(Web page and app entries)
------------------------------------------------------------------------
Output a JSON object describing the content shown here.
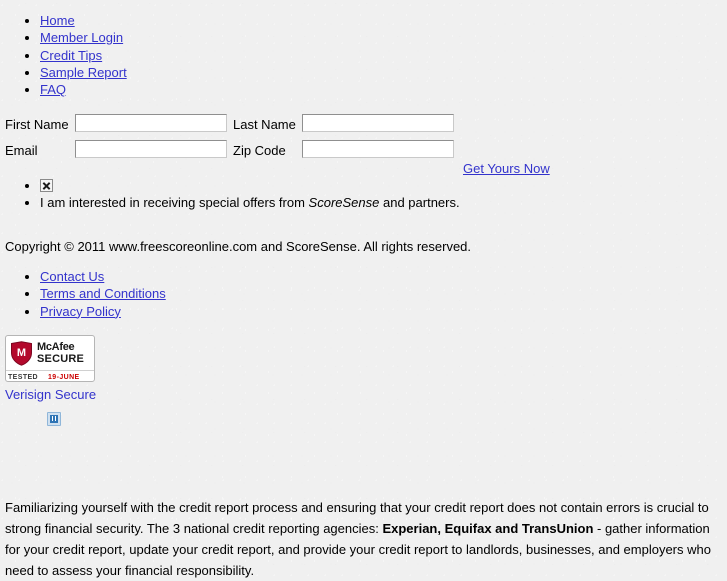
{
  "top_nav": {
    "items": [
      {
        "label": "Home"
      },
      {
        "label": "Member Login"
      },
      {
        "label": "Credit Tips"
      },
      {
        "label": "Sample Report"
      },
      {
        "label": "FAQ"
      }
    ]
  },
  "form": {
    "first_name": {
      "label": "First Name",
      "value": "",
      "placeholder": ""
    },
    "last_name": {
      "label": "Last Name",
      "value": "",
      "placeholder": ""
    },
    "email": {
      "label": "Email",
      "value": "",
      "placeholder": ""
    },
    "zip_code": {
      "label": "Zip Code",
      "value": "",
      "placeholder": ""
    },
    "submit_link": "Get Yours Now"
  },
  "offers": {
    "checkbox_icon": "broken-image-icon",
    "text_before": "I am interested in receiving special offers from ",
    "brand": "ScoreSense",
    "text_after": " and partners."
  },
  "copyright": "Copyright © 2011 www.freescoreonline.com and ScoreSense. All rights reserved.",
  "footer_nav": {
    "items": [
      {
        "label": "Contact Us"
      },
      {
        "label": "Terms and Conditions"
      },
      {
        "label": "Privacy Policy"
      }
    ]
  },
  "badges": {
    "mcafee": {
      "brand": "McAfee",
      "secure": "SECURE",
      "tested_label": "TESTED",
      "tested_date": "19-JUNE",
      "shield_letter": "M",
      "shield_color": "#b3092c"
    },
    "verisign_label": "Verisign Secure",
    "placeholder_icon": "broken-image-icon"
  },
  "info_paragraph": {
    "part1": "Familiarizing yourself with the credit report process and ensuring that your credit report does not contain errors is crucial to strong financial security. The 3 national credit reporting agencies: ",
    "agencies": "Experian, Equifax and TransUnion",
    "part2": " - gather information for your credit report, update your credit report, and provide your credit report to landlords, businesses, and employers who need to assess your financial responsibility."
  },
  "colors": {
    "link": "#3333cc",
    "page_background": "#f0f0f0",
    "mcafee_red": "#b3092c",
    "tested_date_red": "#cc0000"
  }
}
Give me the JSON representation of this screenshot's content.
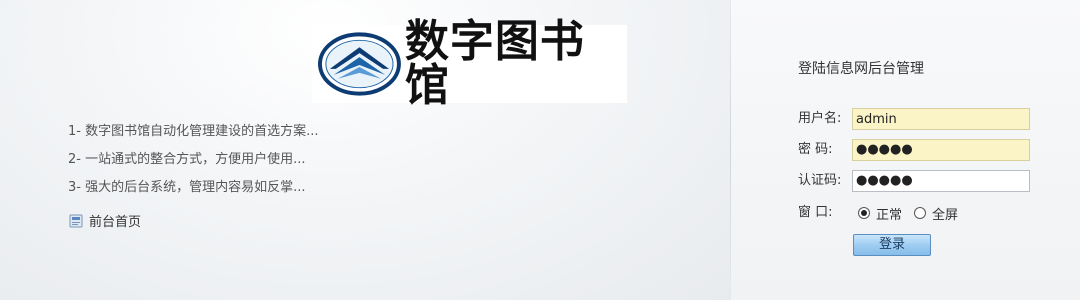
{
  "brand": {
    "logo_text": "数字图书馆",
    "colors": {
      "logo_blue": "#1d64a8",
      "logo_dark_blue": "#0d3b73",
      "autofill_yellow": "#fbf4c6",
      "button_blue": "#9fcdf2"
    }
  },
  "features": [
    "1- 数字图书馆自动化管理建设的首选方案...",
    "2- 一站通式的整合方式，方便用户使用...",
    "3- 强大的后台系统，管理内容易如反掌..."
  ],
  "home_link": {
    "label": "前台首页",
    "icon": "page-icon"
  },
  "login": {
    "title": "登陆信息网后台管理",
    "username_label": "用户名:",
    "username_value": "admin",
    "password_label": "密  码:",
    "password_value": "●●●●●",
    "captcha_label": "认证码:",
    "captcha_value": "●●●●●",
    "window_label": "窗  口:",
    "window_options": [
      "正常",
      "全屏"
    ],
    "window_selected": "正常",
    "submit_label": "登录"
  }
}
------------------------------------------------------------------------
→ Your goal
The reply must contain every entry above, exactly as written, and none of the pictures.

→ Answer area
Output a JSON object describing the content shown here.
{
  "top_nav": {
    "items": [
      {
        "label": "Home"
      },
      {
        "label": "Member Login"
      },
      {
        "label": "Credit Tips"
      },
      {
        "label": "Sample Report"
      },
      {
        "label": "FAQ"
      }
    ]
  },
  "form": {
    "first_name": {
      "label": "First Name",
      "value": "",
      "placeholder": ""
    },
    "last_name": {
      "label": "Last Name",
      "value": "",
      "placeholder": ""
    },
    "email": {
      "label": "Email",
      "value": "",
      "placeholder": ""
    },
    "zip_code": {
      "label": "Zip Code",
      "value": "",
      "placeholder": ""
    },
    "submit_link": "Get Yours Now"
  },
  "offers": {
    "checkbox_icon": "broken-image-icon",
    "text_before": "I am interested in receiving special offers from ",
    "brand": "ScoreSense",
    "text_after": " and partners."
  },
  "copyright": "Copyright © 2011 www.freescoreonline.com and ScoreSense. All rights reserved.",
  "footer_nav": {
    "items": [
      {
        "label": "Contact Us"
      },
      {
        "label": "Terms and Conditions"
      },
      {
        "label": "Privacy Policy"
      }
    ]
  },
  "badges": {
    "mcafee": {
      "brand": "McAfee",
      "secure": "SECURE",
      "tested_label": "TESTED",
      "tested_date": "19-JUNE",
      "shield_letter": "M",
      "shield_color": "#b3092c"
    },
    "verisign_label": "Verisign Secure",
    "placeholder_icon": "broken-image-icon"
  },
  "info_paragraph": {
    "part1": "Familiarizing yourself with the credit report process and ensuring that your credit report does not contain errors is crucial to strong financial security. The 3 national credit reporting agencies: ",
    "agencies": "Experian, Equifax and TransUnion",
    "part2": " - gather information for your credit report, update your credit report, and provide your credit report to landlords, businesses, and employers who need to assess your financial responsibility."
  },
  "colors": {
    "link": "#3333cc",
    "page_background": "#f0f0f0",
    "mcafee_red": "#b3092c",
    "tested_date_red": "#cc0000"
  }
}
Give me the JSON representation of this screenshot's content.
{
  "brand": {
    "logo_text": "数字图书馆",
    "colors": {
      "logo_blue": "#1d64a8",
      "logo_dark_blue": "#0d3b73",
      "autofill_yellow": "#fbf4c6",
      "button_blue": "#9fcdf2"
    }
  },
  "features": [
    "1- 数字图书馆自动化管理建设的首选方案...",
    "2- 一站通式的整合方式，方便用户使用...",
    "3- 强大的后台系统，管理内容易如反掌..."
  ],
  "home_link": {
    "label": "前台首页",
    "icon": "page-icon"
  },
  "login": {
    "title": "登陆信息网后台管理",
    "username_label": "用户名:",
    "username_value": "admin",
    "password_label": "密  码:",
    "password_value": "●●●●●",
    "captcha_label": "认证码:",
    "captcha_value": "●●●●●",
    "window_label": "窗  口:",
    "window_options": [
      "正常",
      "全屏"
    ],
    "window_selected": "正常",
    "submit_label": "登录"
  }
}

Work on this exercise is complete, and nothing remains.